Math Help - First-order ODE.

1. First-order ODE.

I am trying to solve the following differential equation but cannot get a method that will work.

dy/dx=(y^2)/(xy-x^2)

I have tried making it exact as well as various substitutions. All to no avail. I am thinking some sort of combination of variables might work, but I am stumped.

2. re: First-order ODE.

The equation has an integrating factor that depends on $x$ .

3. re: First-order ODE.

Would you mind a little explanation on how you were able to deduce that?

4. re: First-order ODE.

Originally Posted by cheme
I am trying to solve the following differential equation but cannot get a method that will work.

dy/dx=(y^2)/(xy-x^2)

I have tried making it exact as well as various substitutions. All to no avail. I am thinking some sort of combination of variables might work, but I am stumped.
\displaystyle \begin{align*} \frac{dy}{dx} &= \frac{y^2}{xy - x^2} \\ \frac{dx}{dy} &= \frac{xy - x^2}{y^2} \\ \frac{dx}{dy} &= \frac{xy}{y^2} - \frac{x^2}{y^2} \\ \frac{dx}{dy} &= \frac{x}{y} - \left(\frac{x}{y}\right)^2 \\ \end{align*}

Now make the substitution $\displaystyle v = \frac{x}{y} \implies x = vy \implies \frac{dx}{dy} = v + y\,\frac{dv}{dy}$ and the DE becomes

\displaystyle \begin{align*} \frac{dx}{dy} &= \frac{x}{y} - \left(\frac{x}{y}\right)^2 \\ v + y\,\frac{dv}{dy} &= v - v^2 \\ y\,\frac{dv}{dy} &= -v^2 \\ v^{-2}\,\frac{dv}{dy} &= -\frac{1}{y} \\ \int{v^{-2}\,\frac{dv}{dy}\,dy} &= \int{-\frac{1}{y}\,dy} \\ \int{v^{-2}\,dv} &= -\ln{|y|} + C_1 \\ \frac{v^{-1}}{-1} + C_2 &= \ln{|y|} + C_1 \\ -\frac{1}{v} &= \ln{|y|} + C\textrm{ where }C = C_1 - C_2\\ -\frac{y}{x} &= \ln{|y|} + C \\ x &= -\left(\frac{y}{\ln{|y|} + C}\right)\end{align*}

5. Re: First-order ODE.

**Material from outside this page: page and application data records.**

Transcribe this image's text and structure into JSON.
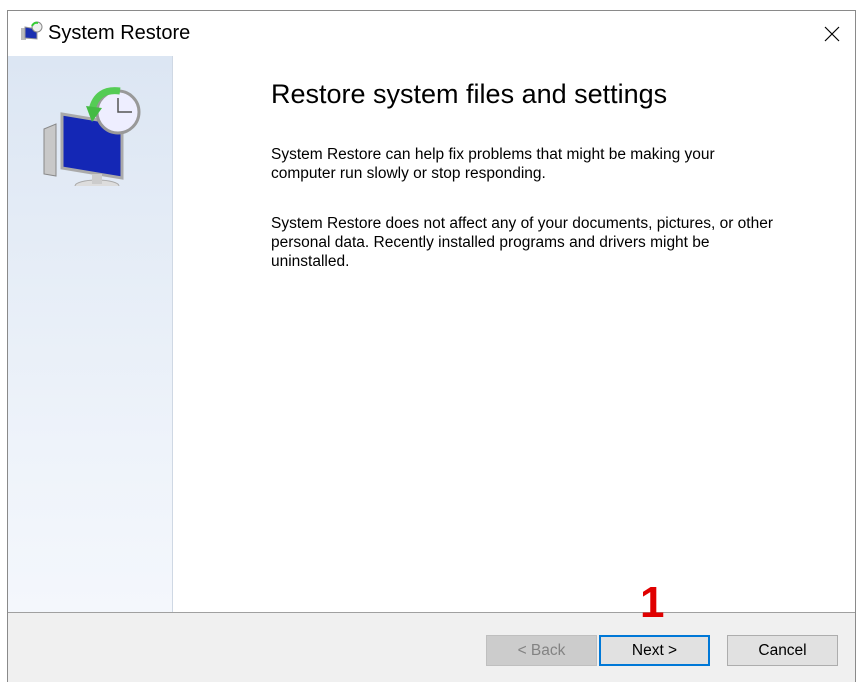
{
  "window": {
    "title": "System Restore",
    "app_icon": "system-restore-icon",
    "close_icon": "close-icon"
  },
  "main": {
    "heading": "Restore system files and settings",
    "paragraph1_line1": "System Restore can help fix problems that might be making your",
    "paragraph1_line2": "computer run slowly or stop responding.",
    "paragraph2_line1": "System Restore does not affect any of your documents, pictures, or other",
    "paragraph2_line2": "personal data. Recently installed programs and drivers might be",
    "paragraph2_line3": "uninstalled."
  },
  "footer": {
    "back_label": "< Back",
    "next_label": "Next >",
    "cancel_label": "Cancel"
  },
  "annotation": {
    "step_number": "1",
    "color": "#e00000"
  }
}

Originally Posted by cheme
Would you mind a little explanation on how you were able to deduce that?
If $Pdx+Qdy=0$ has an integrating factor of the form $\mu=\mu(x)$ then $(\mu P)_y=(\mu P)_x$ . Solving you'll obtain $\frac{\mu'}{\mu}=\ldots =\dfrac{1}{Q}(P_y-Q_x)=F(x)$ . In our case , verify that $\dfrac{1}{Q}(P_y-Q_x)=\dfrac{-2}{x}$ .

6. Re: First-order ODE.

Originally Posted by FernandoRevilla
If $Pdx+Qdy=0$ has an integrating factor of the form $\mu=\mu(x)$ then $(\mu P)_y=(\mu P)_x$ .
I'm sure FernandoRevilla meant $(\mu P)_{y}=(\mu Q)_{x}.$

Solving you'll obtain $\frac{\mu'}{\mu}=\ldots =\dfrac{1}{Q}(P_y-Q_x)=F(x)$ . In our case , verify that $\dfrac{1}{Q}(P_y-Q_x)=\dfrac{-2}{x}$ .
One way to get an integrating factor is to posit an integrating factor of the form $h(x^{n}y^{m}).$ Multiply through, take your partial derivatives, turn the crank, etc. The nice thing about doing it this way is that it takes care of a lot of situations in one fell swoop. It won't solve every first-order DE, not even all first-order DE's solvable by means of an integrating factor. But it will solve quite a few.

7. Re: First-order ODE.

Originally Posted by Ackbeet
I'm sure FernandoRevilla meant $(\mu P)_{y}=(\mu Q)_{x}.$
I'm sure too.